assured the right hon. Gentleman that he had not intended to impute anything which was at all derogatory to him, but he had just obtained from him an admission that certain representations had been made and acted upon.
§ MR. GOSCHEN
The same admission had been made the other evening by the hon. Member for Reading (Mr. Shaw Lefevre).
§ MR. BENTINCK
It was now quite clear that the impression he had formed was correct, and he gave the right hon. Gentleman credit for having in the first place acted upon the representation made to him, and then for having had the candour to admit it. The House had heard an elaborate defence of the conduct of the late Board of Admiralty; but what was the opinion of high autho- 1876 upon that subject? Admiral Sir Spencer Robinson in September last published a letter in The Times, in which he said he believed that for the last two years the country had been deplorably administered in every Department of the State. He went on to say that "another year of such mal-administration would not only destroy the Liberal party, but be fraught with ruin to all the great interests of the country." Again he said, "There never was a case in which expenditure had so greatly increased, and efficiency had so much diminished," and he added, "As to the Navy, its management was simply deplorable." Those charges were publicly preferred in The Times by a high authority, and he left the right hon. Gentleman to deal with them as best he could. For his part he believed that until the House were prepared to introduce into the composition of the Board of Admiralty the first elements and rudiments of common sense by discontinuing the practice of putting at its head a man who, however able, knew nothing of the business he would have to deal with, all discussion in that House would be only so much time wasted. [Ironical Cheers.] The cheers that his last remark had elicited from hon. Gentlemen below the gangway on the opposite side, implied an indifference on their part on the present occasion to those principles of economy that they usually advocated with so much consistency. Unless the House of Commons took the subject in hand and altered the present system of Naval Administration, so long must the service be in peril and the resources of the country be year by year frittered away in useless expenditure—a consideration to which he especially invited the attention of those who sat below the gangway on the other side.
§ MR. GOURLEY
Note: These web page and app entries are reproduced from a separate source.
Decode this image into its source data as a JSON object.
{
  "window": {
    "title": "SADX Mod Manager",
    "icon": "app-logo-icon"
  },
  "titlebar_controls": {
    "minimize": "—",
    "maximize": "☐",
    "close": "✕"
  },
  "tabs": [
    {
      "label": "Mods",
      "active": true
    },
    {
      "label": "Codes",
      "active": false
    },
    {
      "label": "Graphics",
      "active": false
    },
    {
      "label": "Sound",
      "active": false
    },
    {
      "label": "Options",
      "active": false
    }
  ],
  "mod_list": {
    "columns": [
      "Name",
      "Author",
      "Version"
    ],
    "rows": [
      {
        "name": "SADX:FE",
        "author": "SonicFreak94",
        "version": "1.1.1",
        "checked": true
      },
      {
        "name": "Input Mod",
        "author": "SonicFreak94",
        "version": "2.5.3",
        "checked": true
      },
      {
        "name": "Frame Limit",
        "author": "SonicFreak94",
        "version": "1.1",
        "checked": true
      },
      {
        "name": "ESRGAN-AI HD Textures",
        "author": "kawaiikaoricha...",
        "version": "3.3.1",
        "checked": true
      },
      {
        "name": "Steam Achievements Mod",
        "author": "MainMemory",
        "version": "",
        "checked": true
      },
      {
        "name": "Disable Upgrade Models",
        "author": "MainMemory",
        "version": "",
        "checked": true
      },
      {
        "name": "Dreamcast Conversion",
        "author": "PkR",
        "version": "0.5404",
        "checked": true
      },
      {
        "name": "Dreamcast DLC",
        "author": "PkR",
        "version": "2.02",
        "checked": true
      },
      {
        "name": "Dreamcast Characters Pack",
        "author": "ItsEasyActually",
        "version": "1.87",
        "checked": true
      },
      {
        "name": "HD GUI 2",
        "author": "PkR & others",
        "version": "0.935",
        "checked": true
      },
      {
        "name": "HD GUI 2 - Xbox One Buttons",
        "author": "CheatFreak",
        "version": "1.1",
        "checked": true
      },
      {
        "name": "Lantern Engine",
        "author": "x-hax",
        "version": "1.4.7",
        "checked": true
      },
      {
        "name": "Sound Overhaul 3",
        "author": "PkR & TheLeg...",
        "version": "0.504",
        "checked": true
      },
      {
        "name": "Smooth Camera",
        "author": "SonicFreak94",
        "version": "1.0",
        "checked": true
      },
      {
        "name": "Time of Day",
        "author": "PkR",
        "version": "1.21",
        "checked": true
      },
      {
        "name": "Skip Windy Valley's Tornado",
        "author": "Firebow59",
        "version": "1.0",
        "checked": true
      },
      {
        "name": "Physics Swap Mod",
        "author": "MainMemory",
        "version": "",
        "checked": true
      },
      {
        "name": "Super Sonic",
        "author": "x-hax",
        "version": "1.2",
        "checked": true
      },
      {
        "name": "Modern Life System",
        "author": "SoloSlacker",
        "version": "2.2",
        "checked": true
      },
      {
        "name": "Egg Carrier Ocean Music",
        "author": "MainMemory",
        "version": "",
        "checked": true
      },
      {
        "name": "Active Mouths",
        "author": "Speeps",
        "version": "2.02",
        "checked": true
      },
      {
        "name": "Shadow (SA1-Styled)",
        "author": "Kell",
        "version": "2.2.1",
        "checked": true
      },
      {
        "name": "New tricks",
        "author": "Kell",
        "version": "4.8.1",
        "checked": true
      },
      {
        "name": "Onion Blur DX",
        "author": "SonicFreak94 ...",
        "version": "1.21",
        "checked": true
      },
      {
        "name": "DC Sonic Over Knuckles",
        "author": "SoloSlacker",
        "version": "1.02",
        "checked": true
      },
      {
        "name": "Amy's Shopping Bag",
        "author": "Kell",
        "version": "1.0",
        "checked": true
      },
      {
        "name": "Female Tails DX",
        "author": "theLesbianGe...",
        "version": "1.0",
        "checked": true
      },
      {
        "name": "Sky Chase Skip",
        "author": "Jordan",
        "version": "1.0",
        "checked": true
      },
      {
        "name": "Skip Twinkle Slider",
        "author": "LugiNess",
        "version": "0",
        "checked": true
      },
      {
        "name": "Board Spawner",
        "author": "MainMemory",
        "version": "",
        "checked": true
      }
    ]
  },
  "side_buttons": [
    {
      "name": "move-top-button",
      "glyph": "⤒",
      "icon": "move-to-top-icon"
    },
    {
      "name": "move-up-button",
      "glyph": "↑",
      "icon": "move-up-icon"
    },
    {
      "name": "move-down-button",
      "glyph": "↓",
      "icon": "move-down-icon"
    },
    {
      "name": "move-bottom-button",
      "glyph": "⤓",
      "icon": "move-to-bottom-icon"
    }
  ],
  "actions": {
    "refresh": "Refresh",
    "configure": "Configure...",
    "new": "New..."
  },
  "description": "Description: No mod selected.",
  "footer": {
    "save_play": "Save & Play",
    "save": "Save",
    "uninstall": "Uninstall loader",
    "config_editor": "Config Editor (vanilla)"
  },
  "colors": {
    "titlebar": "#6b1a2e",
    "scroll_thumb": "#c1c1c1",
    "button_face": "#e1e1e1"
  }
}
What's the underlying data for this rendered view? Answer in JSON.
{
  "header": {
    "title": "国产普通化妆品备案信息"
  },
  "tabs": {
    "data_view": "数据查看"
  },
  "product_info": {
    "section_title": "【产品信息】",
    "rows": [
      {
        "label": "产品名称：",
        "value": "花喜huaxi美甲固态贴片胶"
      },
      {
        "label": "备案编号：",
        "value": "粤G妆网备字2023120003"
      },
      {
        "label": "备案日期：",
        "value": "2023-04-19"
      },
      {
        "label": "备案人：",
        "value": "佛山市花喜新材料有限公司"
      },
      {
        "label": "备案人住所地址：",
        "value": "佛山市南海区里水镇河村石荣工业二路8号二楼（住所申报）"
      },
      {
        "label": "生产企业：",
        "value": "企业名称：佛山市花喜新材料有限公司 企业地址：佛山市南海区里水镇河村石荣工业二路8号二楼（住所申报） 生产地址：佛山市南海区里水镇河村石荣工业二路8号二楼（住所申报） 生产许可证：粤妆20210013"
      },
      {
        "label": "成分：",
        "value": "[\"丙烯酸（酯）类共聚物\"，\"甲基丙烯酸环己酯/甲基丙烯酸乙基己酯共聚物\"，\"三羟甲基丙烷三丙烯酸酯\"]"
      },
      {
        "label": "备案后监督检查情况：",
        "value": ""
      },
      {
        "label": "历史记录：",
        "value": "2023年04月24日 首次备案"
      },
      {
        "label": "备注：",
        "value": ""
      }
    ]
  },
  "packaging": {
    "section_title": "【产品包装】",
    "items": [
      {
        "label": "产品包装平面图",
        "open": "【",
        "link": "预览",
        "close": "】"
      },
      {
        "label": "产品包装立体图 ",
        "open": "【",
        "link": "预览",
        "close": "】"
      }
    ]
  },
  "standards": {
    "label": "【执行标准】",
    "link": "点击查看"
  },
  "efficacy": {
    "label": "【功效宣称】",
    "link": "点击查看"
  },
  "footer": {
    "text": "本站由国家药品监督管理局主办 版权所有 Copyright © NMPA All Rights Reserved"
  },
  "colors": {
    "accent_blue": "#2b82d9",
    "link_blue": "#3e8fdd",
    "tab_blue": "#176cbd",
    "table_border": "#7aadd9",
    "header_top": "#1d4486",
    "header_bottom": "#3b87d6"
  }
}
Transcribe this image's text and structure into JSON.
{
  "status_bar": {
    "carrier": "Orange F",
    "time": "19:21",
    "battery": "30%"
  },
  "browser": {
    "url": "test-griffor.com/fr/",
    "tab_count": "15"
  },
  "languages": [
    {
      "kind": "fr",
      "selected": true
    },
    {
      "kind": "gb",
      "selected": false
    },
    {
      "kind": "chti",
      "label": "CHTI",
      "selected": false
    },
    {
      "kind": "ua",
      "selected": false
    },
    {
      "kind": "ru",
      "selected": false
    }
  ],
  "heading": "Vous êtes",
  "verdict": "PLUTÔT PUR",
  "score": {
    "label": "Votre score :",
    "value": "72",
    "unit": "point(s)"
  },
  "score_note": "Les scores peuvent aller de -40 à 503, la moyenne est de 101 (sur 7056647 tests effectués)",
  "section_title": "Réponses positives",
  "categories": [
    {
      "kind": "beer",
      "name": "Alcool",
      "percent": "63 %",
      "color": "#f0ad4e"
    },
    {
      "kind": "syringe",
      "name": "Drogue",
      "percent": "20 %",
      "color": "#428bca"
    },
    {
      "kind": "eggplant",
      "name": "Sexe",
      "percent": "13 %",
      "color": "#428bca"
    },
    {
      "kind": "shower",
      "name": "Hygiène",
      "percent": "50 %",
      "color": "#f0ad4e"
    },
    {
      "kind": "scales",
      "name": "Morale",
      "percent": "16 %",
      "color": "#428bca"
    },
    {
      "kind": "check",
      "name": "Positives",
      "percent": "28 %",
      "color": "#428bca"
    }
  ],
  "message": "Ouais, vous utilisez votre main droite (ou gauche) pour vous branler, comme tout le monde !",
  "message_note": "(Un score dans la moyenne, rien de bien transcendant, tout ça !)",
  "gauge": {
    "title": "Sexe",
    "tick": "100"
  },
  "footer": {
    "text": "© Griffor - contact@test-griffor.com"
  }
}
entirely agreed with the first part of the Motion of the right hon. and gallant Gentleman (Sir John Hay), as in these days of steam it was no use to have vessels of a low rate of speed. He disagreed, however, with the second part of the Motion, because many of our iron-clads were obsolete, and were really of no more use than the old wooden ships, and consequently, in his opinion, no expense ought to be incurred in repairing them, unless to fit them for being used as swift cruisers with swivel turret-guns of the longest 1877 range. At present, they were not only very slow, but they had no capacity for carrying fuel, and to lay out a large sum upon them would be mere waste of money. It would be a wiser policy, in his opinion, to build ships of modern type, able to steam not less than 17 or 18 knots an hour, and to arm them with heavy artillery. Those vessels, too, he would have constructed in compartments, so that if any one compartment should be blown up by a torpedo, the rest of the vessel might still remain intact.
§ Amendment, by leave, withdrawn.